→ AIM OF THE TASK: If a line of the material contains "this", copy it.

→ SUPPLIED MATERIAL:
::::::::

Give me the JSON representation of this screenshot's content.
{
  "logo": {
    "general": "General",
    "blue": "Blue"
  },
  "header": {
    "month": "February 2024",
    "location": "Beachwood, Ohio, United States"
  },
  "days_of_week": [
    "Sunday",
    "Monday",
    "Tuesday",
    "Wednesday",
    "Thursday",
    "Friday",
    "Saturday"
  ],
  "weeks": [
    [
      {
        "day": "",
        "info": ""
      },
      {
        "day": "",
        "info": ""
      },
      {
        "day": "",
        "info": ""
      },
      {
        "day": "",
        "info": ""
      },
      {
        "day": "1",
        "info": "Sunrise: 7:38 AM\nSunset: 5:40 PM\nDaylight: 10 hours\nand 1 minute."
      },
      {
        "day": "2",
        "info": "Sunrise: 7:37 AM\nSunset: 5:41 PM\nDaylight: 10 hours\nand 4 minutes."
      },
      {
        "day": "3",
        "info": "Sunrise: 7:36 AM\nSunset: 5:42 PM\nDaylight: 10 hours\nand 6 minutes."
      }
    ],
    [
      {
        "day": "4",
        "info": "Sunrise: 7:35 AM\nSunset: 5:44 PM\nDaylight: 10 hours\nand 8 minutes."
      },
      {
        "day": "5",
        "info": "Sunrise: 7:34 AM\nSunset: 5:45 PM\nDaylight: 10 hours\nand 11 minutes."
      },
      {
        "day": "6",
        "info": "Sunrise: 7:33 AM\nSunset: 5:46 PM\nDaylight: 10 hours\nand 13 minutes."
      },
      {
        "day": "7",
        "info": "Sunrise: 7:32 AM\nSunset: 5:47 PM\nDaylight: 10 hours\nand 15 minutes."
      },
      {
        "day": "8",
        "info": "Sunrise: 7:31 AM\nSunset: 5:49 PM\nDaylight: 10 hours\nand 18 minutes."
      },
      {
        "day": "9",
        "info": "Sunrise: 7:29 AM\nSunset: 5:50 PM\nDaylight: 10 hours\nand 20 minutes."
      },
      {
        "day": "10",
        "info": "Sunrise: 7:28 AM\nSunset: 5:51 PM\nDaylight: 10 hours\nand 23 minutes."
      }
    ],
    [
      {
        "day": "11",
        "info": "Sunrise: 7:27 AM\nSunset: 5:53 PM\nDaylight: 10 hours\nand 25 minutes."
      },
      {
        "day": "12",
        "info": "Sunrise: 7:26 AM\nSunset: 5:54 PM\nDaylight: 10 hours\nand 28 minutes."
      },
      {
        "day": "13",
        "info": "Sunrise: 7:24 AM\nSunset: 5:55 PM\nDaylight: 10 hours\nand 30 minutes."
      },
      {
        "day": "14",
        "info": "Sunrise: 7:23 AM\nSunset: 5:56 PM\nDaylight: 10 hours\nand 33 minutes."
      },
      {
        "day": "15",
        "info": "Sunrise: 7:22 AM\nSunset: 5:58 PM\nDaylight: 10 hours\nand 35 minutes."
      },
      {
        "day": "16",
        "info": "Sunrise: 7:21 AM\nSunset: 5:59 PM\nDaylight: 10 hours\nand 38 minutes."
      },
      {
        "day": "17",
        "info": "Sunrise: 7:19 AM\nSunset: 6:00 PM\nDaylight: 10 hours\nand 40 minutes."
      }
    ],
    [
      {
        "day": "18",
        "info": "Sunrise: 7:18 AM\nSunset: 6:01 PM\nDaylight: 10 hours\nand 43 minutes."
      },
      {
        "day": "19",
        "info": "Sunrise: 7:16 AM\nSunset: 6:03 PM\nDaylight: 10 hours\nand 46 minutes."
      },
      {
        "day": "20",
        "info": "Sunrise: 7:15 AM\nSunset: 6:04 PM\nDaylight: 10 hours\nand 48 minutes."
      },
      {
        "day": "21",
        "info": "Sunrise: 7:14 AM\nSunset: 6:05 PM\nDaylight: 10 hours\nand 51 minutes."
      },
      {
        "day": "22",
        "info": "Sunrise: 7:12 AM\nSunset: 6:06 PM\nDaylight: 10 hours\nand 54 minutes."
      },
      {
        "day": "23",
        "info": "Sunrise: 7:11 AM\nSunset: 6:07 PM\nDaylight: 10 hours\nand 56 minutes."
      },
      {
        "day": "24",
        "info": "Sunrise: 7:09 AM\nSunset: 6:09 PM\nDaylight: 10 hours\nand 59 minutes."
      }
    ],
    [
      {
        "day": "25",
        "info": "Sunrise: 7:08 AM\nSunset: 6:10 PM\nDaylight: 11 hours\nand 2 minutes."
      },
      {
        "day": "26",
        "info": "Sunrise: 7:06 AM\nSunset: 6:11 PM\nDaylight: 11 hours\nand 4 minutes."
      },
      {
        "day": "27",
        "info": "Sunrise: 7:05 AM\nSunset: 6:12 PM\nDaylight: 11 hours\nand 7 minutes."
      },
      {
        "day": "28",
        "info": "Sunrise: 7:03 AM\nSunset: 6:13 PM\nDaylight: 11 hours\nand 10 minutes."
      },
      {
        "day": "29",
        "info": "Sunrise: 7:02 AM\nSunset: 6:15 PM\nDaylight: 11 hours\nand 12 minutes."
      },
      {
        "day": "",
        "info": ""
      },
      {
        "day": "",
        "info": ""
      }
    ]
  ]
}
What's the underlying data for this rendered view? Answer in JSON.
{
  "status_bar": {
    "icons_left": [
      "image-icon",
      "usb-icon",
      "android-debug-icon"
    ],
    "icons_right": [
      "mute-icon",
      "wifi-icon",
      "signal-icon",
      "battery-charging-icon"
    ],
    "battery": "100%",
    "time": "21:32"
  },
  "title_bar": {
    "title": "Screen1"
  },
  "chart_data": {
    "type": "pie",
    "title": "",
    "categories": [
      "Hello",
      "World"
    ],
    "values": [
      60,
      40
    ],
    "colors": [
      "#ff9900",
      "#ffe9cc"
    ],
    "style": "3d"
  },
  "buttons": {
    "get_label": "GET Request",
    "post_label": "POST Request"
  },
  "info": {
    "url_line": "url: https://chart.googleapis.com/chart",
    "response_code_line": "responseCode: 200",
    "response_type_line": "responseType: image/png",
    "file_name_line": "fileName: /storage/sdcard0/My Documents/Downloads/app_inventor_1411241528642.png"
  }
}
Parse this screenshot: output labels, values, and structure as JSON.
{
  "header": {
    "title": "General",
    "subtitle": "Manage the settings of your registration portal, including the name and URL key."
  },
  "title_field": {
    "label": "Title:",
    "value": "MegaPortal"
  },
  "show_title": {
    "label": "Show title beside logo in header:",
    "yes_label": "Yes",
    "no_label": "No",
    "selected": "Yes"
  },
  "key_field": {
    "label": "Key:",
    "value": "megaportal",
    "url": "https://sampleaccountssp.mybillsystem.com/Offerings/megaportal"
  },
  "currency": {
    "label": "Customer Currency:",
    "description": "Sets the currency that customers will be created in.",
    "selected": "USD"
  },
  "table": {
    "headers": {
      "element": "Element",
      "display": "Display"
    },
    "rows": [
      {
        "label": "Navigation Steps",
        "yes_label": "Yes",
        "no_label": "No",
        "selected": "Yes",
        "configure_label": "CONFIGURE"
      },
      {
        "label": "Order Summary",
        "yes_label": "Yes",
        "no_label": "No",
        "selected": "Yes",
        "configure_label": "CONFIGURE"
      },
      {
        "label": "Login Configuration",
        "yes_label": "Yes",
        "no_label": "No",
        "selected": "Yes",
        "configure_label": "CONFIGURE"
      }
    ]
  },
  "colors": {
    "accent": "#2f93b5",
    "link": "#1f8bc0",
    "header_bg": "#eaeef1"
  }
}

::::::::

→ REPLY TO THE EXERCISE:
Give me the JSON representation of this screenshot's content.
What's the underlying data for this rendered view? Answer in JSON.
Parse this screenshot: output labels, values, and structure as JSON.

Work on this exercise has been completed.